The New Testament shows how people still reject Deut. 18’s final Prophet, Jesus Christ, in favor of idolatry. And the NT first mentions some kind of magic — whether street-huckster magic or divination — in the account of Simon (Acts. 8:9–24). When the newly converted(?) magician tries to purchase actual power from the Holy Spirit from the apostles, the apostle Peter strongly rebukes Simon. But Peter places the blame right where it belongs: Simon’s own wickedness and “the intent of [his] heart” (v. 22). In the New Testament as in the Old, bitter and iniquitous people (v. 23) are still tempted toward such idolatrous “magic.”

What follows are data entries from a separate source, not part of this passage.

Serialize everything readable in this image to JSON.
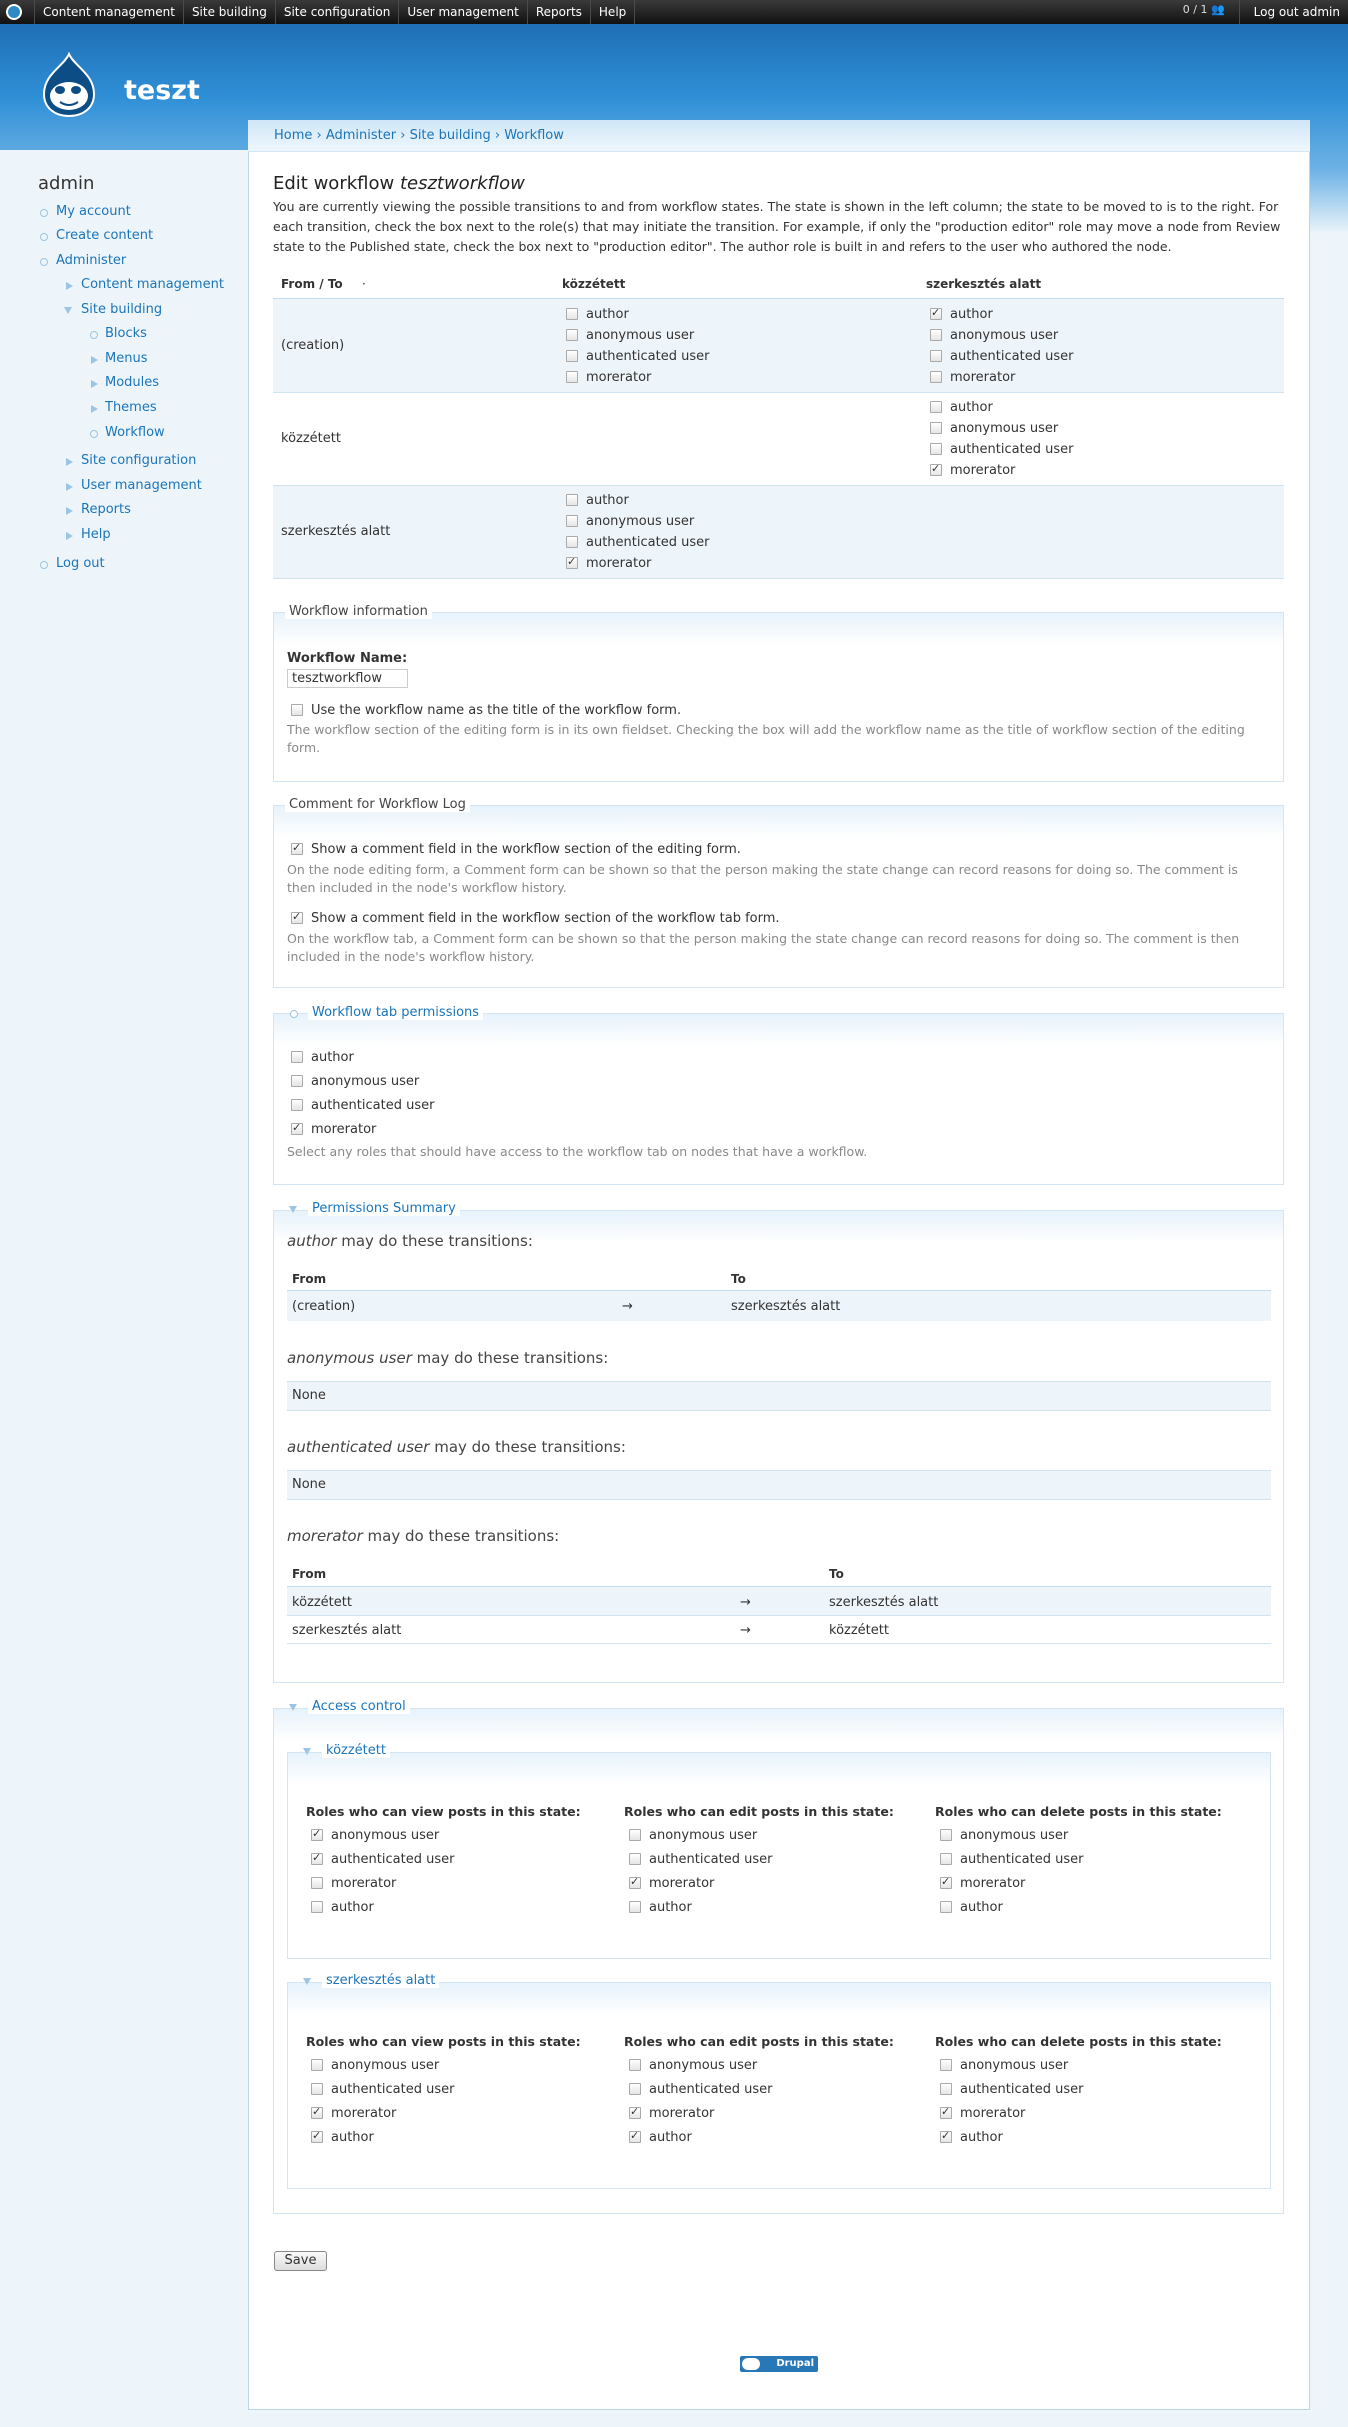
{
  "toolbar": {
    "items": [
      "Content management",
      "Site building",
      "Site configuration",
      "User management",
      "Reports",
      "Help"
    ],
    "counter": "0 / 1",
    "logout": "Log out admin"
  },
  "site": {
    "name": "teszt"
  },
  "breadcrumb": "Home › Administer › Site building › Workflow",
  "sidebar": {
    "title": "admin",
    "my_account": "My account",
    "create_content": "Create content",
    "administer": "Administer",
    "content_management": "Content management",
    "site_building": "Site building",
    "blocks": "Blocks",
    "menus": "Menus",
    "modules": "Modules",
    "themes": "Themes",
    "workflow": "Workflow",
    "site_configuration": "Site configuration",
    "user_management": "User management",
    "reports": "Reports",
    "help": "Help",
    "log_out": "Log out"
  },
  "page": {
    "title_prefix": "Edit workflow ",
    "title_name": "tesztworkflow",
    "intro": "You are currently viewing the possible transitions to and from workflow states. The state is shown in the left column; the state to be moved to is to the right. For each transition, check the box next to the role(s) that may initiate the transition. For example, if only the \"production editor\" role may move a node from Review state to the Published state, check the box next to \"production editor\". The author role is built in and refers to the user who authored the node."
  },
  "roles": {
    "author": "author",
    "anon": "anonymous user",
    "auth": "authenticated user",
    "morerator": "morerator"
  },
  "transitions": {
    "col_from": "From / To",
    "sort": "·",
    "col_pub": "közzétett",
    "col_draft": "szerkesztés alatt",
    "row_creation": "(creation)",
    "row_pub": "közzétett",
    "row_draft": "szerkesztés alatt"
  },
  "wf_info": {
    "legend": "Workflow information",
    "name_label": "Workflow Name:",
    "name_value": "tesztworkflow",
    "use_name_label": "Use the workflow name as the title of the workflow form.",
    "use_name_desc": "The workflow section of the editing form is in its own fieldset. Checking the box will add the workflow name as the title of workflow section of the editing form."
  },
  "comment": {
    "legend": "Comment for Workflow Log",
    "opt1": "Show a comment field in the workflow section of the editing form.",
    "desc1": "On the node editing form, a Comment form can be shown so that the person making the state change can record reasons for doing so. The comment is then included in the node's workflow history.",
    "opt2": "Show a comment field in the workflow section of the workflow tab form.",
    "desc2": "On the workflow tab, a Comment form can be shown so that the person making the state change can record reasons for doing so. The comment is then included in the node's workflow history."
  },
  "tab_perm": {
    "legend": "Workflow tab permissions",
    "desc": "Select any roles that should have access to the workflow tab on nodes that have a workflow."
  },
  "summary": {
    "legend": "Permissions Summary",
    "author": "author",
    "anon": "anonymous user",
    "auth": "authenticated user",
    "morerator": "morerator",
    "suffix": " may do these transitions:",
    "from": "From",
    "to": "To",
    "arrow": "→",
    "none": "None",
    "creation": "(creation)",
    "pub": "közzétett",
    "draft": "szerkesztés alatt"
  },
  "access": {
    "legend": "Access control",
    "pub": "közzétett",
    "draft": "szerkesztés alatt",
    "view": "Roles who can view posts in this state:",
    "edit": "Roles who can edit posts in this state:",
    "delete": "Roles who can delete posts in this state:"
  },
  "save": "Save",
  "footer_badge": "Drupal"
}
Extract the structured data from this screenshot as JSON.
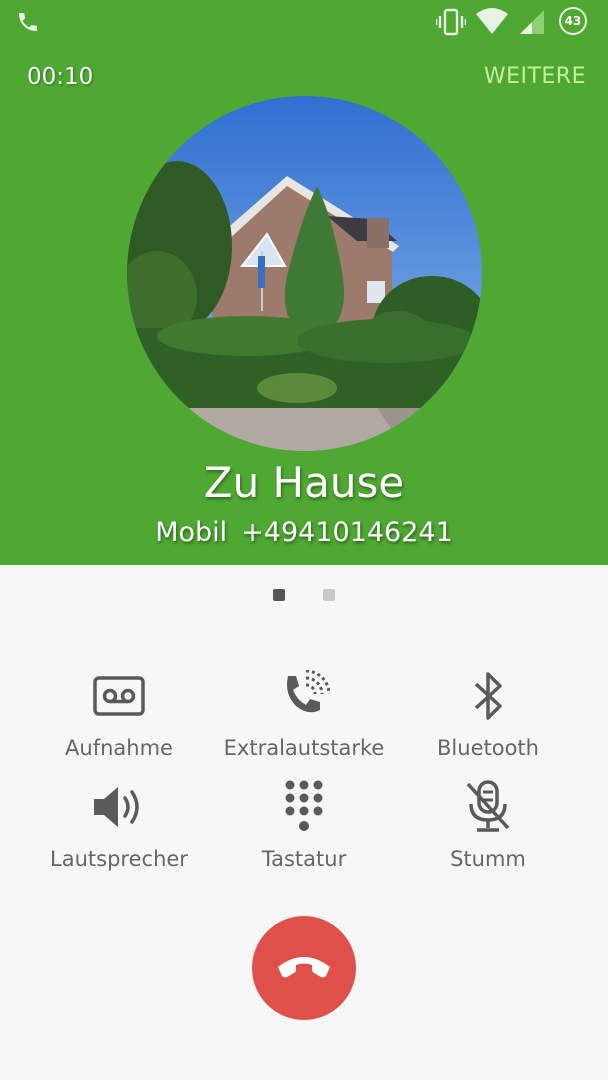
{
  "status_bar": {
    "call_icon": "phone-icon",
    "vibrate_icon": "vibrate-icon",
    "wifi_icon": "wifi-icon",
    "signal_icon": "signal-icon",
    "battery_level": "43"
  },
  "call": {
    "timer": "00:10",
    "more_label": "WEITERE"
  },
  "contact": {
    "name": "Zu Hause",
    "number_type": "Mobil",
    "number": "+49410146241",
    "photo_icon": "contact-photo-house"
  },
  "pager": {
    "active_index": 0,
    "count": 2
  },
  "actions": [
    {
      "label": "Aufnahme",
      "icon": "record-icon"
    },
    {
      "label": "Extralautstarke",
      "icon": "extra-volume-icon"
    },
    {
      "label": "Bluetooth",
      "icon": "bluetooth-icon"
    },
    {
      "label": "Lautsprecher",
      "icon": "speaker-icon"
    },
    {
      "label": "Tastatur",
      "icon": "keypad-icon"
    },
    {
      "label": "Stumm",
      "icon": "mute-icon"
    }
  ],
  "end_call": {
    "icon": "end-call-icon",
    "color": "#e0504a"
  },
  "colors": {
    "header": "#4ea832",
    "accent_text": "#c5f19b",
    "background": "#f7f7f7",
    "icon": "#5a5a5a"
  }
}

Two more New Testament texts specifically condemn the sin of sorcery: Gal. 5:19-20 and Rev. 21:8. Each may allude to a broad array of pagan practices, but all based in one sin: to divine the future and manipulate the world, ignoring the final Prophet Jesus Christ.
Conclusion: God hates particular magic for particular reasons
In all these Scriptures we see clear characteristics of the kind of magic that God does hate:
- God condemns divination. Therefore God’s people must trust him alone and reject idolatrous and unbiblical attempts to discern the future and control your own fate.
- God condemns false prophets and their “magic.” Therefore God’s people must reject ideas, things, or people who endorse idolatry and draw attention to themselves.
- God condemns sorcery. Therefore God’s people must reject any other sorcerous method people use in an attempt to divine the divine will for idolatrous ends.
In each case the Bible condemns idolatry that leads to personal magic practice. The sin begins in the person’s heart with a desire to worship something other than God. The sin continues when the person seeks some other means for divining the will of God, the will of other gods, or “fate,” instead of trusting God and believing in his word. That’s sinful magic.
Don’t misunderstand. People are wickedly creative and can use anything to sin: fictitious magic, the English language, even the names of God and Scripture truths. Nothing is good just because it exists or because a Christian enjoys it. Rather, God commands us to receive his good gifts with intentional thanksgiving because they’re made holy for us by the word and prayer (1 Tim. 4:4). But if you are a Christian who intentionally fights sin and has less desire to “divine” the future for idolatrous ends, then you can enjoy made-up magic.
- This article is based on chapter 8 of a pending nonfiction work in progress. ↩
- In fact, many Christian warnings about “witchcraft” can encourage the very sins of divination and idolatrous self-protection that motivate actual occult practices. See Christian Parents, Please Stop Practicing White Magic, Stephen Burnett at Speculative Faith, Sept. 26, 2014. ↩
- “Protect Your Children from HARRY POTTER Occultism,” Dr. Ted Baehr at MovieGuide, undated article. ↩
- Todd Friel, “Wretched Radio” episode dated July 19, 2011, accessed via private archive. ↩
- For a fuller exploration of Deut. 18, see Winners Don’t Do Witchcraft, Stephen Burnett at Speculative Faith, Oct. 31, 2013. ↩
- Prov. 17:8 sounds like a medieval proverb with its colloquial reference to a “magic stone.” Ezekiel 13 includes a far more negative reference to magic wristbands used in divination. ↩